▶ _TASK PROMPT_:
Lines in the records below that contain the word "mobile" must each be copied.

⁂

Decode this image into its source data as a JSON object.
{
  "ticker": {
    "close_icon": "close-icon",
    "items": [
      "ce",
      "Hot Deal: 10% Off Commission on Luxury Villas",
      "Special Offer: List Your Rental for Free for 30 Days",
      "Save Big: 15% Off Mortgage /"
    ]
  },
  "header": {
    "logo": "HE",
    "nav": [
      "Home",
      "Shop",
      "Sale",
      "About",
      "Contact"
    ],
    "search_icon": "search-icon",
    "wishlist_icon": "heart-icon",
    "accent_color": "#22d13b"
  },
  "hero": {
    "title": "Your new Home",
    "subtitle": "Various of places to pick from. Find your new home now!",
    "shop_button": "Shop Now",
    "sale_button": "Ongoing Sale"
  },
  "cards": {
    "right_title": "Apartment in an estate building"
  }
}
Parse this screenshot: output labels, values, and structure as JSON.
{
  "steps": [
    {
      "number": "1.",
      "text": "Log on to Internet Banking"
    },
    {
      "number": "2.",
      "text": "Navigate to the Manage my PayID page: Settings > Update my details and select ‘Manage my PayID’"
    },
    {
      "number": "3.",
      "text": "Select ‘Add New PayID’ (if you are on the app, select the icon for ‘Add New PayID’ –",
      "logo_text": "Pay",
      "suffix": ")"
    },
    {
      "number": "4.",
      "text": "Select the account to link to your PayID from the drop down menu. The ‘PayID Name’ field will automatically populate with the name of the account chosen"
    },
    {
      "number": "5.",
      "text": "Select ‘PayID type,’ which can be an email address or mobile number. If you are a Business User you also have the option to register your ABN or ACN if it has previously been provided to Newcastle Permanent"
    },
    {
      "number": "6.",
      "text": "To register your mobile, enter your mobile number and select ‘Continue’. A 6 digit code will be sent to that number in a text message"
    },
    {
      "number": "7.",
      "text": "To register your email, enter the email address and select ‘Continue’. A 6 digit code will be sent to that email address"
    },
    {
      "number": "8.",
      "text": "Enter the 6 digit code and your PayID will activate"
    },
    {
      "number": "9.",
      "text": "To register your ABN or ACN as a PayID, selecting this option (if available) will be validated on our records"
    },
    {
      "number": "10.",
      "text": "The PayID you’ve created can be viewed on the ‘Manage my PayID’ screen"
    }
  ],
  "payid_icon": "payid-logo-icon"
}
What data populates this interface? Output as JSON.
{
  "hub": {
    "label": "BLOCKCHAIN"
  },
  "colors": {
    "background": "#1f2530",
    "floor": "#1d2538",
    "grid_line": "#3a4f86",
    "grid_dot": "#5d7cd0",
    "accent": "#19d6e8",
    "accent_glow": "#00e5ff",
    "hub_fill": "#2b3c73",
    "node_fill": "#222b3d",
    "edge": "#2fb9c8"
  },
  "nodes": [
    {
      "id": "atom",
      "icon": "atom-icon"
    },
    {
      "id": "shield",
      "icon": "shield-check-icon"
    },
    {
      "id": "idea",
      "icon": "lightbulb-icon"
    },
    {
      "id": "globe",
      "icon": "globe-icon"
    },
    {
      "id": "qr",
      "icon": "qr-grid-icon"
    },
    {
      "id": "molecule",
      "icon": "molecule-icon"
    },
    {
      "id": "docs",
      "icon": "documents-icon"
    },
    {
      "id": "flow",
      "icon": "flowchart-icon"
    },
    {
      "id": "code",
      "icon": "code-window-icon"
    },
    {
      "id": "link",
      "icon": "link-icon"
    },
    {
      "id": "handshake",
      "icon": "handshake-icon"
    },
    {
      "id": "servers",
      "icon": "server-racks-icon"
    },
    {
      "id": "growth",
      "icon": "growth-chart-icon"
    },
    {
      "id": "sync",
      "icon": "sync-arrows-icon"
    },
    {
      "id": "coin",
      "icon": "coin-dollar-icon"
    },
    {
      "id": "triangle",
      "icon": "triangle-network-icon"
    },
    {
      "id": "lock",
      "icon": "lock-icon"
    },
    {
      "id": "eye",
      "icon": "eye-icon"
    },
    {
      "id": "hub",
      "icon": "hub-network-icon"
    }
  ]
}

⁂

▶ _WRITTEN REPLY_:
      "text": "Select ‘PayID type,’ which can be an email address or mobile number. If you are a Business User you also have the option to register your ABN or ACN if it has previously been provided to Newcastle Permanent"
      "text": "To register your mobile, enter your mobile number and select ‘Continue’. A 6 digit code will be sent to that number in a text message"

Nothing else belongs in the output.